■ About this task
Retype all of the records precisely.
---*---
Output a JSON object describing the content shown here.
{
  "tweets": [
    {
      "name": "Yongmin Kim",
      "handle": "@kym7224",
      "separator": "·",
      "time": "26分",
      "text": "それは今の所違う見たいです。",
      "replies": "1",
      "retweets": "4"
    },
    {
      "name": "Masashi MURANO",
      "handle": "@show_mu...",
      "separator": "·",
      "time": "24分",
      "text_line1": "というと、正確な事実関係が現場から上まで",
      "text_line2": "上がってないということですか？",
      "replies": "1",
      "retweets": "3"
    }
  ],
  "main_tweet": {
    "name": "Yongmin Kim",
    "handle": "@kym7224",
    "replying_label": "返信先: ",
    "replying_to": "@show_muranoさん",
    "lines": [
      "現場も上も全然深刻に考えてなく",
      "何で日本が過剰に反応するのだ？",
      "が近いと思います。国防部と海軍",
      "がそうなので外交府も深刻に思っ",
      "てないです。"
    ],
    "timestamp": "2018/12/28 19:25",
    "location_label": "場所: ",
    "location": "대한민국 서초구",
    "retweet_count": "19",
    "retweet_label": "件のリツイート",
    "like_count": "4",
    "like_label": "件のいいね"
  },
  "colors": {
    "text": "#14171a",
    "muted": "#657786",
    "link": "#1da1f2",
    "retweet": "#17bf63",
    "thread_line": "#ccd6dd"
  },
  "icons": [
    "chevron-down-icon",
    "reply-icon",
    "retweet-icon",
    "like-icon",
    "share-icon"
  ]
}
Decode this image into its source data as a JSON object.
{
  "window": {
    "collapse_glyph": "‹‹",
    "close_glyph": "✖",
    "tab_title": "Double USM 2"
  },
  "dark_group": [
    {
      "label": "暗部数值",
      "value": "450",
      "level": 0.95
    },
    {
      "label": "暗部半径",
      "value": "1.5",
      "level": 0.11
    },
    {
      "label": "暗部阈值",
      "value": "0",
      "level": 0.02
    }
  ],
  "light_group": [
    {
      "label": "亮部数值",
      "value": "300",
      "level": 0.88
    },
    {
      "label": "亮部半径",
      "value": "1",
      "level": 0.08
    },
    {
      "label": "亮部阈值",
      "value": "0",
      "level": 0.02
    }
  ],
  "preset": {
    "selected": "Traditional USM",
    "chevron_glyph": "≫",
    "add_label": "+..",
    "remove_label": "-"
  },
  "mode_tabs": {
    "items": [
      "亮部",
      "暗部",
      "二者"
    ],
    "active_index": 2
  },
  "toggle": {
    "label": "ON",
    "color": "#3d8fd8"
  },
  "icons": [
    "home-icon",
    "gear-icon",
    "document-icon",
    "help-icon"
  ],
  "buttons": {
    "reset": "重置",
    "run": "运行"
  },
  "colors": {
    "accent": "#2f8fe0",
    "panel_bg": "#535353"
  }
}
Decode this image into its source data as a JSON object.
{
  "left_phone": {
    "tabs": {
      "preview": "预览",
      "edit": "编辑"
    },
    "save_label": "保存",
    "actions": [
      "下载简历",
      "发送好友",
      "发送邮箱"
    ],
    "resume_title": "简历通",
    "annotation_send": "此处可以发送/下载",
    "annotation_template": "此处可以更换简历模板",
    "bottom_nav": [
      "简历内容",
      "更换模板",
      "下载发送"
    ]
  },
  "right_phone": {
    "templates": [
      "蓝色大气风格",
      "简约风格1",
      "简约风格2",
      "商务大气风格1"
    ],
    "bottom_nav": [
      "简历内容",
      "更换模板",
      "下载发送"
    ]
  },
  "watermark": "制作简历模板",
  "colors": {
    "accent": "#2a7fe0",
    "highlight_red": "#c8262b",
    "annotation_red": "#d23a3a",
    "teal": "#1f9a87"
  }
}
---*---
■ Task answer
Output a JSON object describing the content shown here.
{
  "tweets": [
    {
      "name": "Yongmin Kim",
      "handle": "@kym7224",
      "separator": "·",
      "time": "26分",
      "text": "それは今の所違う見たいです。",
      "replies": "1",
      "retweets": "4"
    },
    {
      "name": "Masashi MURANO",
      "handle": "@show_mu...",
      "separator": "·",
      "time": "24分",
      "text_line1": "というと、正確な事実関係が現場から上まで",
      "text_line2": "上がってないということですか？",
      "replies": "1",
      "retweets": "3"
    }
  ],
  "main_tweet": {
    "name": "Yongmin Kim",
    "handle": "@kym7224",
    "replying_label": "返信先: ",
    "replying_to": "@show_muranoさん",
    "lines": [
      "現場も上も全然深刻に考えてなく",
      "何で日本が過剰に反応するのだ？",
      "が近いと思います。国防部と海軍",
      "がそうなので外交府も深刻に思っ",
      "てないです。"
    ],
    "timestamp": "2018/12/28 19:25",
    "location_label": "場所: ",
    "location": "대한민국 서초구",
    "retweet_count": "19",
    "retweet_label": "件のリツイート",
    "like_count": "4",
    "like_label": "件のいいね"
  },
  "colors": {
    "text": "#14171a",
    "muted": "#657786",
    "link": "#1da1f2",
    "retweet": "#17bf63",
    "thread_line": "#ccd6dd"
  },
  "icons": [
    "chevron-down-icon",
    "reply-icon",
    "retweet-icon",
    "like-icon",
    "share-icon"
  ]
}
Decode this image into its source data as a JSON object.
{
  "window": {
    "collapse_glyph": "‹‹",
    "close_glyph": "✖",
    "tab_title": "Double USM 2"
  },
  "dark_group": [
    {
      "label": "暗部数值",
      "value": "450",
      "level": 0.95
    },
    {
      "label": "暗部半径",
      "value": "1.5",
      "level": 0.11
    },
    {
      "label": "暗部阈值",
      "value": "0",
      "level": 0.02
    }
  ],
  "light_group": [
    {
      "label": "亮部数值",
      "value": "300",
      "level": 0.88
    },
    {
      "label": "亮部半径",
      "value": "1",
      "level": 0.08
    },
    {
      "label": "亮部阈值",
      "value": "0",
      "level": 0.02
    }
  ],
  "preset": {
    "selected": "Traditional USM",
    "chevron_glyph": "≫",
    "add_label": "+..",
    "remove_label": "-"
  },
  "mode_tabs": {
    "items": [
      "亮部",
      "暗部",
      "二者"
    ],
    "active_index": 2
  },
  "toggle": {
    "label": "ON",
    "color": "#3d8fd8"
  },
  "icons": [
    "home-icon",
    "gear-icon",
    "document-icon",
    "help-icon"
  ],
  "buttons": {
    "reset": "重置",
    "run": "运行"
  },
  "colors": {
    "accent": "#2f8fe0",
    "panel_bg": "#535353"
  }
}
Decode this image into its source data as a JSON object.
{
  "left_phone": {
    "tabs": {
      "preview": "预览",
      "edit": "编辑"
    },
    "save_label": "保存",
    "actions": [
      "下载简历",
      "发送好友",
      "发送邮箱"
    ],
    "resume_title": "简历通",
    "annotation_send": "此处可以发送/下载",
    "annotation_template": "此处可以更换简历模板",
    "bottom_nav": [
      "简历内容",
      "更换模板",
      "下载发送"
    ]
  },
  "right_phone": {
    "templates": [
      "蓝色大气风格",
      "简约风格1",
      "简约风格2",
      "商务大气风格1"
    ],
    "bottom_nav": [
      "简历内容",
      "更换模板",
      "下载发送"
    ]
  },
  "watermark": "制作简历模板",
  "colors": {
    "accent": "#2a7fe0",
    "highlight_red": "#c8262b",
    "annotation_red": "#d23a3a",
    "teal": "#1f9a87"
  }
}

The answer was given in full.